It’s crucial to know whether your workers are employees or independent contractors. Big dollars may be at stake in the form of Federal and provincial assessed penalties resulting from misclassification. The validity of your company’s pension plan may also be at stake..
A periodic review of the status of your workers to see if they are properly classified is critical, but the process isn’t easy due to the complexity of the issue. The Canada Revenue Agency has published a guide called “Employee or Self-Employed?”, which contains an extensive analysis to determine whether there is an employer-employee relationship or a business relationship. The four factors which are considered are: control of the worker, ownership of the tools, chance of profit/risk of loss and integration. There is no litmus test for exactly how many factors must be satisfied, nor are the factors uniformly applied.
One of the more common expenses claimed by taxpayers are automobile expenses (applies to any motor vehicle, such as van, bus, pickup truck, station wagon, SUV or other truck). Many individuals use their automobile for work or business and incur personal expenses in doing so. It is important to note that only expenses of a business nature are eligible as a deduction against their related income.
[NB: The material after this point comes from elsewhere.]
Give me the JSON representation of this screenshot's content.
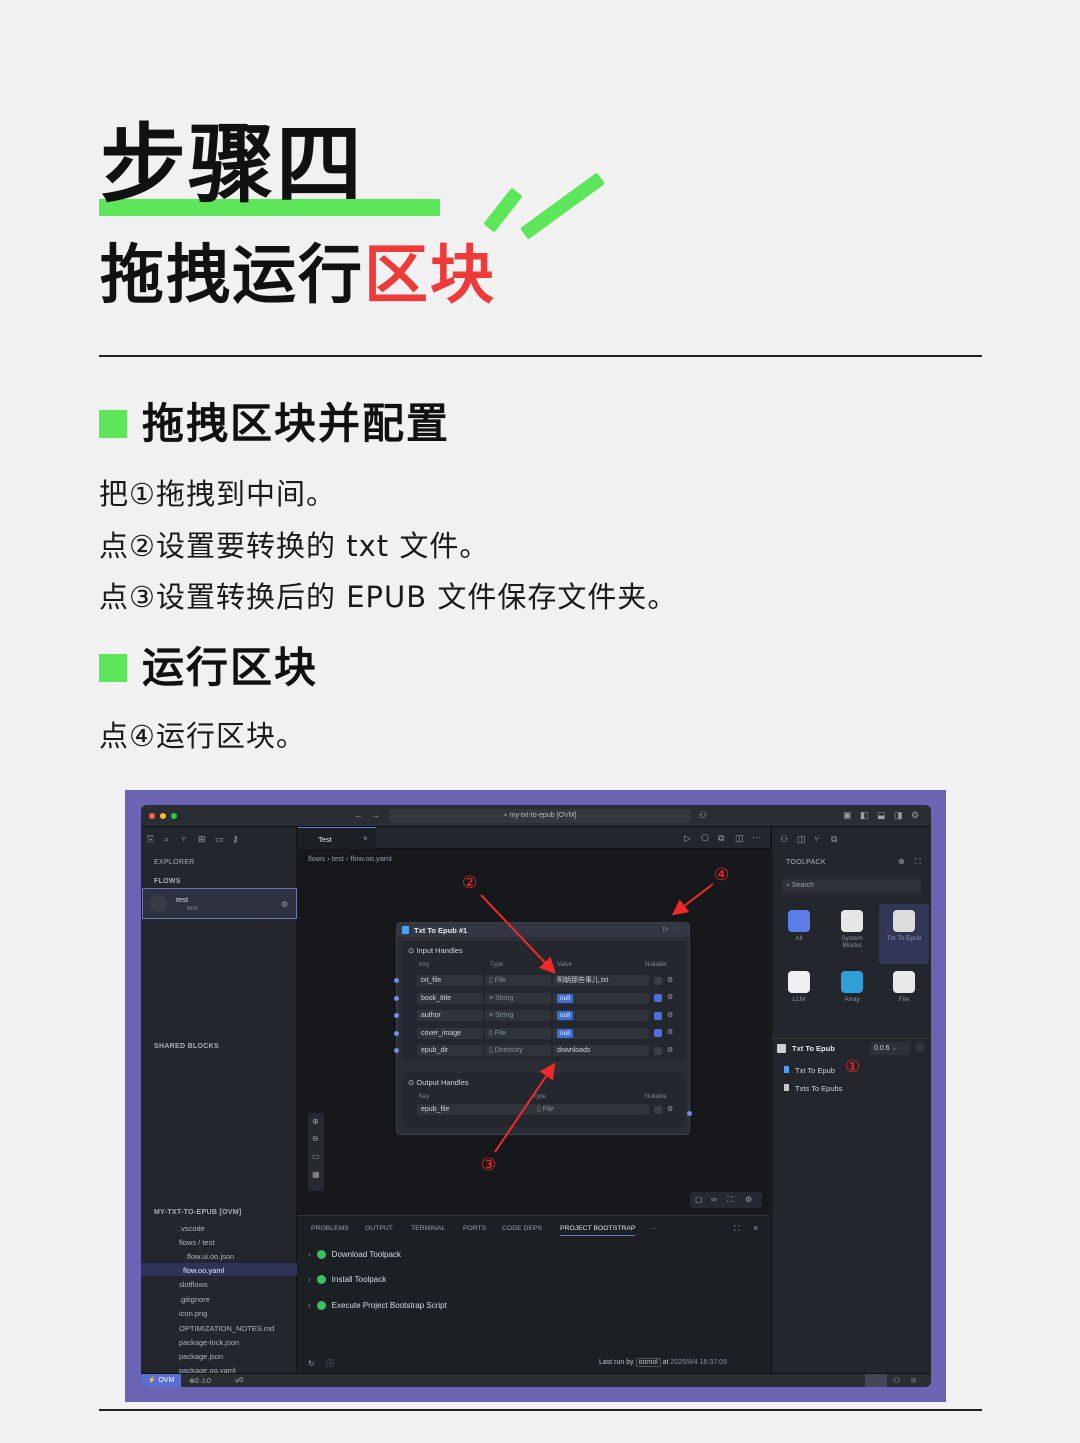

As such the Canada Revenue Agency (CRA) has strict requirements in ensuring that only business-related expenses are claimed. As a result, the retention of automobile tax records becomes imperative fore every tax payer that uses an automobile for work or business.
If you think that paying for your employee’s disability premiums is always a good think, think again. If you provide your employees disability as a non-taxable fringe benefit, payments they receive upon their disability will be, in most cases FULLY taxable to them!
Payments received due to disability are not taxable if:
The cost of disability insurance- even over a good amount of time can be far less than the tax due on the income received under the policy. Like all insurance, it all depends on whether you actually collect under the policy.
Improper input tax credit (ITC) documentation is one of the main reasons for GST/HST reassessments. Proper invoices to support ITC’s are required by Canada Revenue agency auditors. For example, the input tax credit may be disallowed if only the credit card slip is provided rather than the actual invoice. The supplier’s GST/HST registration number should be printed on the source document. Some clients use credit card receipts, bank statements, and cancelled cheques to substantiate the GST/HST input tax credits. However, none of these documents show the supplier’s GST/HST registration number.